"Computer Engineer" (how generic can you get?)

From June of 1996 until July of 1998, I was officially a "Computer Engineer" employed by the Division of Computer Research and Technology, which is part of the National Institutes of Health. I did high-level software architecture design and lower-level coding, but my job often required me to do a lot of technical and academic writing, UNIX system administration, network administration (our testbed ATM switches), and system integration.

I was involved in a lot at the NIH. My official project was the Radiology Consultation Workstation, an ATM-based telemedicine environment to support remote consultation with voice, full-motion NTSC video, and diagnostic quality digital images with a shared cursor and tracing tools. (I have several papers describing the system.) I also taught C++ classes there, and wrote various network utilities for the NIH network people.

Ruthless Entrepreneur

In high school and through college, I co-owned a company called The Whitman Group, along with my friend Josh Adler. Our most exciting and successful project was a computer dating service called Scholastic Matchmakers. (Much earlier, in high school, we had a somewhat whimsical and humbling experience writing a piece of software called The Capital Search.)

Teaching Assistant and Instructor

I love teaching. It can be very satisfying to successfully organize a body of knowledge and present it in such a way that someone else can understand it.

While I was an undergraduate at Johns Hopkins, I was a teaching assistant for the semester-long C and C++ classes about 5 times, from 1994-1996. While working at the NIH from 1996-1998, I was the instructor for a 4-day C++ seminar three times a year. After returning to school in Fall of 1998 to pursue a Ph.D., I was the teaching assistant for Undergraduate Operating Systems for two semesters.

Computer Systems Manager

During my last year and a half as an undergraduate at Hopkins, I worked part-time as the Computer Systems Manager for the Department of Cognitive Science, maintaining their UNIX workstations, PC's, and networks, as well as providing user support for 30-odd users. I was solely responsible for providing all of the Department's computer support and administration for most of the time I worked there.

I learned a great deal about UNIX system administration from this job; unfortunately, it was also the most thankless job in the Universe. This is one of the precious few jobs in which your employer shouldn't notice your job if you're doing it correctly, and therefore thinks you aren't doing anything. You come in at 3AM to fix something so that no one ever realizes that it broke, and nary a word is said; your boss walks in one day and can't log in to his workstation, and all Hell breaks loose.

Research Assistant

Earlier in my undergraduate career, I worked as a programmer for the Department of Psychology. I wrote DOS-based software that was used in experiments involving human subjects. Most of the software was written for graduate students doing research in visual perception, attention, and memory. I also developed programming libraries with functions useful in experimentation software, and helped some of the more computer-literate graduate students debug the software they were writing on their own.

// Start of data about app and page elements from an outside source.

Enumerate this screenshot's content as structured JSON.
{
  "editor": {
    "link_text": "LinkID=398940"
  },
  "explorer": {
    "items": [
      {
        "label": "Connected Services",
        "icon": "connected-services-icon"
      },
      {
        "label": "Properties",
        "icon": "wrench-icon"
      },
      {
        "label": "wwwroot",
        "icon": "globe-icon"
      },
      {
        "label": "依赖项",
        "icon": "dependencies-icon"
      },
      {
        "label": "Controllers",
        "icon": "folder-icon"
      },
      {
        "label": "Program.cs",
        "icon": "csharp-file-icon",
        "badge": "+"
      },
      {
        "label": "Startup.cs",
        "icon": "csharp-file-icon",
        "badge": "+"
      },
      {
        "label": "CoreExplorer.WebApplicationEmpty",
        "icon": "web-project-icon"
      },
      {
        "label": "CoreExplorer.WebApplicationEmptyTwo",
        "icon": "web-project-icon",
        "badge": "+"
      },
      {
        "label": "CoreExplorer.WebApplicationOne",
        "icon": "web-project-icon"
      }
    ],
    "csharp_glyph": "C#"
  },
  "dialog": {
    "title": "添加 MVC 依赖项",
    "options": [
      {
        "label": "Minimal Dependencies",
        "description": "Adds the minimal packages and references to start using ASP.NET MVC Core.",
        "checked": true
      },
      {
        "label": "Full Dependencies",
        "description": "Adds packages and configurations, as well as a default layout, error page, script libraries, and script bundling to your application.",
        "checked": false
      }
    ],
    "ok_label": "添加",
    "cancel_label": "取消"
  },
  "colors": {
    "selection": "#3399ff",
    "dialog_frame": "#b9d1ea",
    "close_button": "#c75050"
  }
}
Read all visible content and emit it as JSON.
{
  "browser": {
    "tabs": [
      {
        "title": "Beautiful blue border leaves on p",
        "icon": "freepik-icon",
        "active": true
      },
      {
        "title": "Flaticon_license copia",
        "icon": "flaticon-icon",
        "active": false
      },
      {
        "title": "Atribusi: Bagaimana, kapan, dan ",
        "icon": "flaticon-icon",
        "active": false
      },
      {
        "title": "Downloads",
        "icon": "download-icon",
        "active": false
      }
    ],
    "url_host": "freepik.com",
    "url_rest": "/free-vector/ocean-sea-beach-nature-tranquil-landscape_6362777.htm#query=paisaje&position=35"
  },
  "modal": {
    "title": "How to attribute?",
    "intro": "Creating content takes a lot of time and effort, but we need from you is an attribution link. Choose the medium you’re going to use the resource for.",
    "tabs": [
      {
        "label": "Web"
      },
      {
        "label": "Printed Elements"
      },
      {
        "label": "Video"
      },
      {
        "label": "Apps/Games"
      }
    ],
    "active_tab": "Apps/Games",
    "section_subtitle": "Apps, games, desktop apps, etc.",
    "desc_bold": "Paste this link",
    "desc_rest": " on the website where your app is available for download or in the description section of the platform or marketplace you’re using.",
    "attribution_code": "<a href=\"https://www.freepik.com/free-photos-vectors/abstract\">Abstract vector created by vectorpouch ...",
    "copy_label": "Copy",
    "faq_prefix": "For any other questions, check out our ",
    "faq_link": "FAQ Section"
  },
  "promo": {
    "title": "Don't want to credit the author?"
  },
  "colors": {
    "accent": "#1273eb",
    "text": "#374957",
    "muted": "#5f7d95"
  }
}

Back to my home page

jelson at circlemud dot org
Last updated: 25 June 2003